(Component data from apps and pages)
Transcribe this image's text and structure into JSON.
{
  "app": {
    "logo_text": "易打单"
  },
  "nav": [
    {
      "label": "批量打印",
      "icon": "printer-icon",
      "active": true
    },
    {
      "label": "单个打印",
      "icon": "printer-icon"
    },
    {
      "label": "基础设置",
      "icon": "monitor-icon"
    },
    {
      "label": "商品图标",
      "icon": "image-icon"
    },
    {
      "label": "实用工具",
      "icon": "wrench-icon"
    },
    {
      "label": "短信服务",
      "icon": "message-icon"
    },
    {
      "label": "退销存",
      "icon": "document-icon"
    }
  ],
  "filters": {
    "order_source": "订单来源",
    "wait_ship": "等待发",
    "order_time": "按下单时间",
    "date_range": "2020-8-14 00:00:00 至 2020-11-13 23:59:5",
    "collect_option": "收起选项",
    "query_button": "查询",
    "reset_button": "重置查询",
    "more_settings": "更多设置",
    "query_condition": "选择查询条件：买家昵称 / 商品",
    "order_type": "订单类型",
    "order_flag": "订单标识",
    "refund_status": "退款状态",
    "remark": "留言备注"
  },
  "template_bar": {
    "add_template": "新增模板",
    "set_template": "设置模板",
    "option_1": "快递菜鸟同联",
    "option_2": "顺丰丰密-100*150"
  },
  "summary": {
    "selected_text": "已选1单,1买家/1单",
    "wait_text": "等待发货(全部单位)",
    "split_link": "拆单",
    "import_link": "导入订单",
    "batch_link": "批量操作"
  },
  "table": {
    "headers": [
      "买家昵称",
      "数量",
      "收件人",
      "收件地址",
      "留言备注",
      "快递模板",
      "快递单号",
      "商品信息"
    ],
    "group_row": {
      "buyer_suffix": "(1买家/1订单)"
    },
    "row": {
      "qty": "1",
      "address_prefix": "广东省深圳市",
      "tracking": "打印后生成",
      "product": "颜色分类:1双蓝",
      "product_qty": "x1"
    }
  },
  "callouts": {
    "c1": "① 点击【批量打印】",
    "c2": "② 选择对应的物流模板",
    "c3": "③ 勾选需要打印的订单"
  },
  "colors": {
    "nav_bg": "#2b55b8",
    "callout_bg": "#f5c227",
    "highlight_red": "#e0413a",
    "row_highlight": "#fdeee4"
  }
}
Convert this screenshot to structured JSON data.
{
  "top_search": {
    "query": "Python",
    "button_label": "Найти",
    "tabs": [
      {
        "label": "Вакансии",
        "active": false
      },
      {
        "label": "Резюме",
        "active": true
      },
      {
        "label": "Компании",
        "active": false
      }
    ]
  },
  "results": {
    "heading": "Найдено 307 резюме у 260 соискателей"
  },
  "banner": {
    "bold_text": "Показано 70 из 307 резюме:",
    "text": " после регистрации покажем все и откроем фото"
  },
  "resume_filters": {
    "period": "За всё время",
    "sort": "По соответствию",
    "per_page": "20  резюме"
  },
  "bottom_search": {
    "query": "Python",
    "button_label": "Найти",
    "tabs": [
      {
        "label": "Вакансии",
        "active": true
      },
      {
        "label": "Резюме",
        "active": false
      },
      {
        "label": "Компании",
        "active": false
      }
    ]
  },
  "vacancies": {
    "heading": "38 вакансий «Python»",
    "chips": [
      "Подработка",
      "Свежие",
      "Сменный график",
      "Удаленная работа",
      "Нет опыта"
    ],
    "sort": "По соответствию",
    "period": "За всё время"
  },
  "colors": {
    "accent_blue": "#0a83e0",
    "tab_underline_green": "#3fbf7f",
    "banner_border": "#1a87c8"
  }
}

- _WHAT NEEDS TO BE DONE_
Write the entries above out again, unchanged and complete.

- _RESULT BELOW_
Transcribe this image's text and structure into JSON.
{
  "app": {
    "logo_text": "易打单"
  },
  "nav": [
    {
      "label": "批量打印",
      "icon": "printer-icon",
      "active": true
    },
    {
      "label": "单个打印",
      "icon": "printer-icon"
    },
    {
      "label": "基础设置",
      "icon": "monitor-icon"
    },
    {
      "label": "商品图标",
      "icon": "image-icon"
    },
    {
      "label": "实用工具",
      "icon": "wrench-icon"
    },
    {
      "label": "短信服务",
      "icon": "message-icon"
    },
    {
      "label": "退销存",
      "icon": "document-icon"
    }
  ],
  "filters": {
    "order_source": "订单来源",
    "wait_ship": "等待发",
    "order_time": "按下单时间",
    "date_range": "2020-8-14 00:00:00 至 2020-11-13 23:59:5",
    "collect_option": "收起选项",
    "query_button": "查询",
    "reset_button": "重置查询",
    "more_settings": "更多设置",
    "query_condition": "选择查询条件：买家昵称 / 商品",
    "order_type": "订单类型",
    "order_flag": "订单标识",
    "refund_status": "退款状态",
    "remark": "留言备注"
  },
  "template_bar": {
    "add_template": "新增模板",
    "set_template": "设置模板",
    "option_1": "快递菜鸟同联",
    "option_2": "顺丰丰密-100*150"
  },
  "summary": {
    "selected_text": "已选1单,1买家/1单",
    "wait_text": "等待发货(全部单位)",
    "split_link": "拆单",
    "import_link": "导入订单",
    "batch_link": "批量操作"
  },
  "table": {
    "headers": [
      "买家昵称",
      "数量",
      "收件人",
      "收件地址",
      "留言备注",
      "快递模板",
      "快递单号",
      "商品信息"
    ],
    "group_row": {
      "buyer_suffix": "(1买家/1订单)"
    },
    "row": {
      "qty": "1",
      "address_prefix": "广东省深圳市",
      "tracking": "打印后生成",
      "product": "颜色分类:1双蓝",
      "product_qty": "x1"
    }
  },
  "callouts": {
    "c1": "① 点击【批量打印】",
    "c2": "② 选择对应的物流模板",
    "c3": "③ 勾选需要打印的订单"
  },
  "colors": {
    "nav_bg": "#2b55b8",
    "callout_bg": "#f5c227",
    "highlight_red": "#e0413a",
    "row_highlight": "#fdeee4"
  }
}
Convert this screenshot to structured JSON data.
{
  "top_search": {
    "query": "Python",
    "button_label": "Найти",
    "tabs": [
      {
        "label": "Вакансии",
        "active": false
      },
      {
        "label": "Резюме",
        "active": true
      },
      {
        "label": "Компании",
        "active": false
      }
    ]
  },
  "results": {
    "heading": "Найдено 307 резюме у 260 соискателей"
  },
  "banner": {
    "bold_text": "Показано 70 из 307 резюме:",
    "text": " после регистрации покажем все и откроем фото"
  },
  "resume_filters": {
    "period": "За всё время",
    "sort": "По соответствию",
    "per_page": "20  резюме"
  },
  "bottom_search": {
    "query": "Python",
    "button_label": "Найти",
    "tabs": [
      {
        "label": "Вакансии",
        "active": true
      },
      {
        "label": "Резюме",
        "active": false
      },
      {
        "label": "Компании",
        "active": false
      }
    ]
  },
  "vacancies": {
    "heading": "38 вакансий «Python»",
    "chips": [
      "Подработка",
      "Свежие",
      "Сменный график",
      "Удаленная работа",
      "Нет опыта"
    ],
    "sort": "По соответствию",
    "period": "За всё время"
  },
  "colors": {
    "accent_blue": "#0a83e0",
    "tab_underline_green": "#3fbf7f",
    "banner_border": "#1a87c8"
  }
}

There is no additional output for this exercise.